■ **Assignment**
In full and without alteration, return the records below.

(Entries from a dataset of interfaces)
########################################

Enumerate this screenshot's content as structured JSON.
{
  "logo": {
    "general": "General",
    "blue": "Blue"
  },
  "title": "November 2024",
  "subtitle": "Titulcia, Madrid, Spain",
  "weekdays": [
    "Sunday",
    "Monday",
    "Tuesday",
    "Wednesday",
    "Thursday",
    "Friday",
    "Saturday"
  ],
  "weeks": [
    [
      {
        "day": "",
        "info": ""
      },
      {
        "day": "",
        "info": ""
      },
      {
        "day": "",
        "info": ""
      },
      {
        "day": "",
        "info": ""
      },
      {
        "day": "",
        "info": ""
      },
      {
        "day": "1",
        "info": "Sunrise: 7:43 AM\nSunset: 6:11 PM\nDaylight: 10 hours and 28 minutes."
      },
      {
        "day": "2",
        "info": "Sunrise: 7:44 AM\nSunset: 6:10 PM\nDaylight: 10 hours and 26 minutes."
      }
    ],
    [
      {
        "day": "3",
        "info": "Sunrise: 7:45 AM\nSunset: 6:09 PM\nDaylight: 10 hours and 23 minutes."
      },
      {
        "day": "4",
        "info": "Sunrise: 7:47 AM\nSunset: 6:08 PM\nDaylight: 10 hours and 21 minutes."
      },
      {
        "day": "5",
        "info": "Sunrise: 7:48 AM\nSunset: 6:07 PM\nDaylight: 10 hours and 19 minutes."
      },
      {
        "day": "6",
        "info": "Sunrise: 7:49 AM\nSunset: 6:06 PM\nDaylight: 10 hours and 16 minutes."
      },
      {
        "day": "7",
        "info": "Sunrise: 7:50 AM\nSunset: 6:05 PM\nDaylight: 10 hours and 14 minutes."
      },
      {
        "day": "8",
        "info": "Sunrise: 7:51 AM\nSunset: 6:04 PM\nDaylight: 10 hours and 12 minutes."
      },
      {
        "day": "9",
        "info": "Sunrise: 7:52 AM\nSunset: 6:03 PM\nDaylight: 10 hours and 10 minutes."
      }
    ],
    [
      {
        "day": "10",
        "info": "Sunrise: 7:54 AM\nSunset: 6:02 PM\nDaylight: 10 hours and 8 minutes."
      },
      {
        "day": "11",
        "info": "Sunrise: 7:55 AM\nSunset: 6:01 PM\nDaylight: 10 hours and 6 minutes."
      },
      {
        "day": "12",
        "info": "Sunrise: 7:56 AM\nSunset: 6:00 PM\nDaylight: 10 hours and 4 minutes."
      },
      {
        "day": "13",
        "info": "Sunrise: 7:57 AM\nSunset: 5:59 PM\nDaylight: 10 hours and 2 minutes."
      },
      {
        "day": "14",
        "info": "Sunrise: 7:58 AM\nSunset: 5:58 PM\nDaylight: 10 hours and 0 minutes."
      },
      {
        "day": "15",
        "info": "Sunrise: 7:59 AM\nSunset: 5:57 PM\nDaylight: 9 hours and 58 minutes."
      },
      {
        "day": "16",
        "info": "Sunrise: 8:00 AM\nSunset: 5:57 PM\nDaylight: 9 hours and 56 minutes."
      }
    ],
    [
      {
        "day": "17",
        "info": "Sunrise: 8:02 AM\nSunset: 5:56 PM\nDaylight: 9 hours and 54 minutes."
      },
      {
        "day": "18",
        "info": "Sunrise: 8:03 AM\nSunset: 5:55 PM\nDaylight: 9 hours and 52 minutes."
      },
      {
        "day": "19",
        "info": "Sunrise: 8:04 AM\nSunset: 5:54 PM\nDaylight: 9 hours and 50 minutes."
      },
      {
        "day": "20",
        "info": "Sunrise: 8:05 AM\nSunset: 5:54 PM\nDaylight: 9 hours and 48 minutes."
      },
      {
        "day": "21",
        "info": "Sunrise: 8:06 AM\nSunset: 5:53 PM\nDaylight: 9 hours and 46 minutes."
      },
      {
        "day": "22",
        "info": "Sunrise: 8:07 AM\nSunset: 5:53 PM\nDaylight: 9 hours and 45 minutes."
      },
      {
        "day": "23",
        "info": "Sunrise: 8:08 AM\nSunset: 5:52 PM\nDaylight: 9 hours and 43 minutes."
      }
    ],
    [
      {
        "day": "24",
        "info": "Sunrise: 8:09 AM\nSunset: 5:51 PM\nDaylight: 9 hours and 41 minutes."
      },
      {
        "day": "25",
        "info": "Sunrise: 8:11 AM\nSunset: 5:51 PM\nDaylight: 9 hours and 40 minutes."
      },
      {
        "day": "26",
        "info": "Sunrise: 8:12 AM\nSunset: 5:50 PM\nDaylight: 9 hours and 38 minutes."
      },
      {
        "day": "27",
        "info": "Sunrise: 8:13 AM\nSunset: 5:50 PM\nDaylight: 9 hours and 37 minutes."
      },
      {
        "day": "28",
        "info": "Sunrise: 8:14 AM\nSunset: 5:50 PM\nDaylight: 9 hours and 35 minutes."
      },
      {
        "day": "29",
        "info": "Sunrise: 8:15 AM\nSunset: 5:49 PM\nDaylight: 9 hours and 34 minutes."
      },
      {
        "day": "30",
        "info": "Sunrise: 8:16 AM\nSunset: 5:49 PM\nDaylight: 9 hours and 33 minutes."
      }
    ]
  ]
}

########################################

■ **Solution for this problem**
Enumerate this screenshot's content as structured JSON.
{
  "logo": {
    "general": "General",
    "blue": "Blue"
  },
  "title": "November 2024",
  "subtitle": "Titulcia, Madrid, Spain",
  "weekdays": [
    "Sunday",
    "Monday",
    "Tuesday",
    "Wednesday",
    "Thursday",
    "Friday",
    "Saturday"
  ],
  "weeks": [
    [
      {
        "day": "",
        "info": ""
      },
      {
        "day": "",
        "info": ""
      },
      {
        "day": "",
        "info": ""
      },
      {
        "day": "",
        "info": ""
      },
      {
        "day": "",
        "info": ""
      },
      {
        "day": "1",
        "info": "Sunrise: 7:43 AM\nSunset: 6:11 PM\nDaylight: 10 hours and 28 minutes."
      },
      {
        "day": "2",
        "info": "Sunrise: 7:44 AM\nSunset: 6:10 PM\nDaylight: 10 hours and 26 minutes."
      }
    ],
    [
      {
        "day": "3",
        "info": "Sunrise: 7:45 AM\nSunset: 6:09 PM\nDaylight: 10 hours and 23 minutes."
      },
      {
        "day": "4",
        "info": "Sunrise: 7:47 AM\nSunset: 6:08 PM\nDaylight: 10 hours and 21 minutes."
      },
      {
        "day": "5",
        "info": "Sunrise: 7:48 AM\nSunset: 6:07 PM\nDaylight: 10 hours and 19 minutes."
      },
      {
        "day": "6",
        "info": "Sunrise: 7:49 AM\nSunset: 6:06 PM\nDaylight: 10 hours and 16 minutes."
      },
      {
        "day": "7",
        "info": "Sunrise: 7:50 AM\nSunset: 6:05 PM\nDaylight: 10 hours and 14 minutes."
      },
      {
        "day": "8",
        "info": "Sunrise: 7:51 AM\nSunset: 6:04 PM\nDaylight: 10 hours and 12 minutes."
      },
      {
        "day": "9",
        "info": "Sunrise: 7:52 AM\nSunset: 6:03 PM\nDaylight: 10 hours and 10 minutes."
      }
    ],
    [
      {
        "day": "10",
        "info": "Sunrise: 7:54 AM\nSunset: 6:02 PM\nDaylight: 10 hours and 8 minutes."
      },
      {
        "day": "11",
        "info": "Sunrise: 7:55 AM\nSunset: 6:01 PM\nDaylight: 10 hours and 6 minutes."
      },
      {
        "day": "12",
        "info": "Sunrise: 7:56 AM\nSunset: 6:00 PM\nDaylight: 10 hours and 4 minutes."
      },
      {
        "day": "13",
        "info": "Sunrise: 7:57 AM\nSunset: 5:59 PM\nDaylight: 10 hours and 2 minutes."
      },
      {
        "day": "14",
        "info": "Sunrise: 7:58 AM\nSunset: 5:58 PM\nDaylight: 10 hours and 0 minutes."
      },
      {
        "day": "15",
        "info": "Sunrise: 7:59 AM\nSunset: 5:57 PM\nDaylight: 9 hours and 58 minutes."
      },
      {
        "day": "16",
        "info": "Sunrise: 8:00 AM\nSunset: 5:57 PM\nDaylight: 9 hours and 56 minutes."
      }
    ],
    [
      {
        "day": "17",
        "info": "Sunrise: 8:02 AM\nSunset: 5:56 PM\nDaylight: 9 hours and 54 minutes."
      },
      {
        "day": "18",
        "info": "Sunrise: 8:03 AM\nSunset: 5:55 PM\nDaylight: 9 hours and 52 minutes."
      },
      {
        "day": "19",
        "info": "Sunrise: 8:04 AM\nSunset: 5:54 PM\nDaylight: 9 hours and 50 minutes."
      },
      {
        "day": "20",
        "info": "Sunrise: 8:05 AM\nSunset: 5:54 PM\nDaylight: 9 hours and 48 minutes."
      },
      {
        "day": "21",
        "info": "Sunrise: 8:06 AM\nSunset: 5:53 PM\nDaylight: 9 hours and 46 minutes."
      },
      {
        "day": "22",
        "info": "Sunrise: 8:07 AM\nSunset: 5:53 PM\nDaylight: 9 hours and 45 minutes."
      },
      {
        "day": "23",
        "info": "Sunrise: 8:08 AM\nSunset: 5:52 PM\nDaylight: 9 hours and 43 minutes."
      }
    ],
    [
      {
        "day": "24",
        "info": "Sunrise: 8:09 AM\nSunset: 5:51 PM\nDaylight: 9 hours and 41 minutes."
      },
      {
        "day": "25",
        "info": "Sunrise: 8:11 AM\nSunset: 5:51 PM\nDaylight: 9 hours and 40 minutes."
      },
      {
        "day": "26",
        "info": "Sunrise: 8:12 AM\nSunset: 5:50 PM\nDaylight: 9 hours and 38 minutes."
      },
      {
        "day": "27",
        "info": "Sunrise: 8:13 AM\nSunset: 5:50 PM\nDaylight: 9 hours and 37 minutes."
      },
      {
        "day": "28",
        "info": "Sunrise: 8:14 AM\nSunset: 5:50 PM\nDaylight: 9 hours and 35 minutes."
      },
      {
        "day": "29",
        "info": "Sunrise: 8:15 AM\nSunset: 5:49 PM\nDaylight: 9 hours and 34 minutes."
      },
      {
        "day": "30",
        "info": "Sunrise: 8:16 AM\nSunset: 5:49 PM\nDaylight: 9 hours and 33 minutes."
      }
    ]
  ]
}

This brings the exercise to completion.